NSDCC March Sales

Total # of Sales
Median SP
Avg. $$/sf
Avg. DOM
# Sold <800K

Sales last month were 11% below the March average of the last five years.  Double-digit changes should get our attention!  But it is very understandable, once we look deeper.

The lower-end is where the discrepancy is – the number of houses sold under $800,000 last month was 44% below the 5-year average.

The lower-end market is disappearing.

We’re already a higher-end market, and going higher.  As a result, sales could taper off as we find an equilibrium.

It’s not like there aren’t houses for sale. They’re just expensive!

Today we have 822 on the market between La Jolla and Carlsbad – with a median LP of $2,295,000!  Only 97 of those (12%) are listed under $1,000,000!

One other note. The $524/sf average last March included this house that closed for a whopping $5,869/sf.  Take that out, and the March, 2016 average is $502/sf, the same as the previous year.

Posted by on Apr 4, 2017 in Jim's Take on the Market, Market Conditions, North County Coastal, Sales and Price Check | 0 comments

Will The Real Estate Bubble Pop Again?

Our local home prices have risen so quickly that it feels like we’re in ‘bubble’ conditions again – could the bubble burst this time?

The last two times the real estate bubble has popped, it was due to banks having to offload their foreclosed properties for whatever the market will bear.  They flooded the market, and buyers – and prices – backed off.

But that has all changed now.

Look at the new devices being used to avoid a flood of desperate selling:

  1. New accounting rules.
  2. California Homeowners Bill of Rights
  3. Reverse mortgages

The accounting rules were altered so banks could hold their REO properties longer, and the California Homeowners Bill of Rights has, in effect, stopped foreclosing.  Lenders are now required to offer a loan modification to anyone in default, and only if the homeowner can’t or won’t qualify are they at risk of being foreclosed.   With today’s higher rents, there isn’t much relief for those in default to give back their house and go lease one nearby.  Besides, with our higher home values today, they can always sell before getting foreclosed.

Homeowners who need money can get a reverse mortgage too, as long as they haven’t been tapping into their equity already.

We end up with virtually no desperate sellers who need to dump on price.  Someone who wants to cash out quickly can price their home at last year’s comps and look like a deal!

The game is rigged – the Banking Cartel won’t let the bubble pop again!

For the bubble to pop, we would need a dramatic shift in the supply and demand – either a flood of homes hit the market, and/or we run out of buyers.

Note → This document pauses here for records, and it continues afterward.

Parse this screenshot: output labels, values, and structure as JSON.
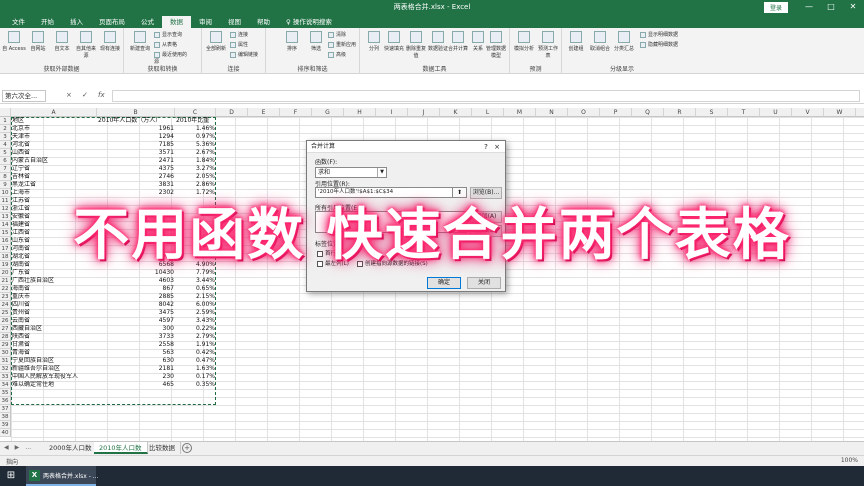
{
  "window": {
    "title": "两表格合并.xlsx  -  Excel",
    "login": "登录"
  },
  "tabs": [
    "文件",
    "开始",
    "插入",
    "页面布局",
    "公式",
    "数据",
    "审阅",
    "视图",
    "帮助"
  ],
  "active_tab": "数据",
  "search_hint": "操作说明搜索",
  "ribbon": {
    "groups": [
      {
        "label": "获取外部数据",
        "items": [
          "自 Access",
          "自网站",
          "自文本",
          "自其他来源",
          "现有连接"
        ]
      },
      {
        "label": "获取和转换",
        "items": [
          "新建查询",
          "显示查询",
          "从表格",
          "最近使用的源"
        ]
      },
      {
        "label": "连接",
        "items": [
          "全部刷新",
          "连接",
          "属性",
          "编辑链接"
        ]
      },
      {
        "label": "排序和筛选",
        "items": [
          "排序",
          "筛选",
          "清除",
          "重新应用",
          "高级"
        ]
      },
      {
        "label": "数据工具",
        "items": [
          "分列",
          "快速填充",
          "删除重复值",
          "数据验证",
          "合并计算",
          "关系",
          "管理数据模型"
        ]
      },
      {
        "label": "预测",
        "items": [
          "模拟分析",
          "预测工作表"
        ]
      },
      {
        "label": "分级显示",
        "items": [
          "创建组",
          "取消组合",
          "分类汇总",
          "显示明细数据",
          "隐藏明细数据"
        ]
      }
    ]
  },
  "formula_bar": {
    "name_box": "第六次全...",
    "cancel": "×",
    "confirm": "✓",
    "fx": "fx",
    "value": ""
  },
  "columns": [
    "A",
    "B",
    "C",
    "D",
    "E",
    "F",
    "G",
    "H",
    "I",
    "J",
    "K",
    "L",
    "M",
    "N",
    "O",
    "P",
    "Q",
    "R",
    "S",
    "T",
    "U",
    "V",
    "W",
    "X",
    "Y",
    "Z",
    "AA"
  ],
  "rows": [
    [
      "地区",
      "2010年人口数（万人）",
      "2010年比重"
    ],
    [
      "北京市",
      "1961",
      "1.46%"
    ],
    [
      "天津市",
      "1294",
      "0.97%"
    ],
    [
      "河北省",
      "7185",
      "5.36%"
    ],
    [
      "山西省",
      "3571",
      "2.67%"
    ],
    [
      "内蒙古自治区",
      "2471",
      "1.84%"
    ],
    [
      "辽宁省",
      "4375",
      "3.27%"
    ],
    [
      "吉林省",
      "2746",
      "2.05%"
    ],
    [
      "黑龙江省",
      "3831",
      "2.86%"
    ],
    [
      "上海市",
      "2302",
      "1.72%"
    ],
    [
      "江苏省",
      "",
      ""
    ],
    [
      "浙江省",
      "",
      ""
    ],
    [
      "安徽省",
      "",
      ""
    ],
    [
      "福建省",
      "",
      ""
    ],
    [
      "江西省",
      "",
      ""
    ],
    [
      "山东省",
      "",
      ""
    ],
    [
      "河南省",
      "",
      ""
    ],
    [
      "湖北省",
      "5724",
      "4.27%"
    ],
    [
      "湖南省",
      "6568",
      "4.90%"
    ],
    [
      "广东省",
      "10430",
      "7.79%"
    ],
    [
      "广西壮族自治区",
      "4603",
      "3.44%"
    ],
    [
      "海南省",
      "867",
      "0.65%"
    ],
    [
      "重庆市",
      "2885",
      "2.15%"
    ],
    [
      "四川省",
      "8042",
      "6.00%"
    ],
    [
      "贵州省",
      "3475",
      "2.59%"
    ],
    [
      "云南省",
      "4597",
      "3.43%"
    ],
    [
      "西藏自治区",
      "300",
      "0.22%"
    ],
    [
      "陕西省",
      "3733",
      "2.79%"
    ],
    [
      "甘肃省",
      "2558",
      "1.91%"
    ],
    [
      "青海省",
      "563",
      "0.42%"
    ],
    [
      "宁夏回族自治区",
      "630",
      "0.47%"
    ],
    [
      "新疆维吾尔自治区",
      "2181",
      "1.63%"
    ],
    [
      "中国人民解放军现役军人",
      "230",
      "0.17%"
    ],
    [
      "难以确定常住地",
      "465",
      "0.35%"
    ],
    [
      "",
      "",
      ""
    ],
    [
      "",
      "",
      ""
    ],
    [
      "",
      "",
      ""
    ],
    [
      "",
      "",
      ""
    ],
    [
      "",
      "",
      ""
    ],
    [
      "",
      "",
      ""
    ]
  ],
  "dialog": {
    "title": "合并计算",
    "help": "?",
    "close": "×",
    "function_label": "函数(F):",
    "function_value": "求和",
    "ref_label": "引用位置(R):",
    "ref_value": "'2010年人口数'!$A$1:$C$34",
    "browse": "浏览(B)...",
    "all_refs_label": "所有引用位置(E):",
    "add": "添加(A)",
    "delete": "删除(D)",
    "label_pos": "标签位置",
    "first_row": "首行(T)",
    "left_col": "最左列(L)",
    "create_links": "创建指向源数据的链接(S)",
    "ok": "确定",
    "close_btn": "关闭"
  },
  "caption": "不用函数 快速合并两个表格",
  "sheets": [
    "2000年人口数",
    "2010年人口数",
    "比较数据"
  ],
  "active_sheet": "2010年人口数",
  "status": {
    "mode": "指向",
    "zoom": "100%"
  },
  "taskbar": {
    "app_label": "两表格合并.xlsx - ...",
    "time": "",
    "date": ""
  }
}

I thought we’d be seeing more baby boomers unloading their homes due to downsizing or sickness, and while the market consists mainly of those listings, there aren’t enough of them to call it a flood – at least not yet.  Because they are in quality locations, more kids are probably trying to buy out their siblings and take over their parents’ house, rather than sell it.  They could be moving in with the folks too, rather than sending them to assisted living.

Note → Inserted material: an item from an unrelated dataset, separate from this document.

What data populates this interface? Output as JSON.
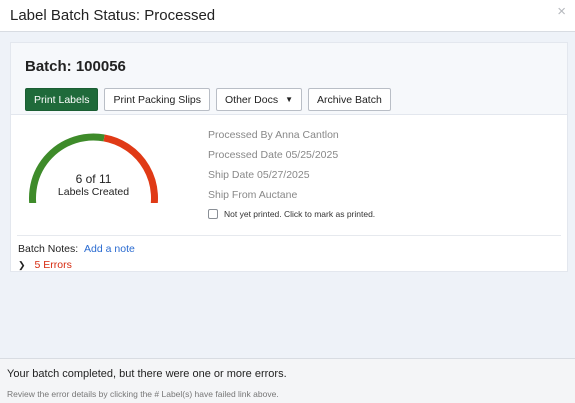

Could we run out of buyers? You would think there would be a price point where buyers can’t or won’t go any higher, but there seems to be a steady flow of people with more horsepower.  We saw two weeks ago the prediction that the population of San Diego County is expected to grow by 700,000 people by 2050, which is over 21,000 per year – where are they going to live? Will they be rich? They will need to be!

There hasn’t been enough (has there been any?) sellers so desperate that they had to dump on price – instead, they just keep waiting.  We would need more than a few price-dumpers to start a panic, which could cause the market to flood with supply and burst the bubble.

Some air might escape occasionally, but it is doubtful that a market change could occur without the government finding a way to save the bankers.

People like this guy think the conditions are ripe for a downturn.  But if prices started falling, sellers are more likely to wait, than dump, which would cause our market to stagnate, rather than crash.

Posted by on Mar 27, 2017 in Boomer Liquidations, Boomers, CA Homeowners Bill of Rights, Foreclosures/REOs, Jim's Take on the Market, Loan Mods, Market Conditions, Mortgage News | 3 comments